## Work item
In full and without alteration, give the listing again.

☆ ☆ ☆

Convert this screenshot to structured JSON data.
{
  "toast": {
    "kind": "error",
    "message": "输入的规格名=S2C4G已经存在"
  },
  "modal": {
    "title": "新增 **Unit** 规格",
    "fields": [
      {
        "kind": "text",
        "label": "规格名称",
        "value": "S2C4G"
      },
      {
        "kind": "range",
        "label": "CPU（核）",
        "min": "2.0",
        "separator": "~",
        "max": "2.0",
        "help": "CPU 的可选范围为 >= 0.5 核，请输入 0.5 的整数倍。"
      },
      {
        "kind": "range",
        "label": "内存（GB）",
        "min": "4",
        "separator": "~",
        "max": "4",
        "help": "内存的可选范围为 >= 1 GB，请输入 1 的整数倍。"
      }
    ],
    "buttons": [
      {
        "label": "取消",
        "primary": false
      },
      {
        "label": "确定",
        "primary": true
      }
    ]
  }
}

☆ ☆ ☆

## Result of this exercise
Convert this screenshot to structured JSON data.
{
  "toast": {
    "kind": "error",
    "message": "输入的规格名=S2C4G已经存在"
  },
  "modal": {
    "title": "新增 **Unit** 规格",
    "fields": [
      {
        "kind": "text",
        "label": "规格名称",
        "value": "S2C4G"
      },
      {
        "kind": "range",
        "label": "CPU（核）",
        "min": "2.0",
        "separator": "~",
        "max": "2.0",
        "help": "CPU 的可选范围为 >= 0.5 核，请输入 0.5 的整数倍。"
      },
      {
        "kind": "range",
        "label": "内存（GB）",
        "min": "4",
        "separator": "~",
        "max": "4",
        "help": "内存的可选范围为 >= 1 GB，请输入 1 的整数倍。"
      }
    ],
    "buttons": [
      {
        "label": "取消",
        "primary": false
      },
      {
        "label": "确定",
        "primary": true
      }
    ]
  }
}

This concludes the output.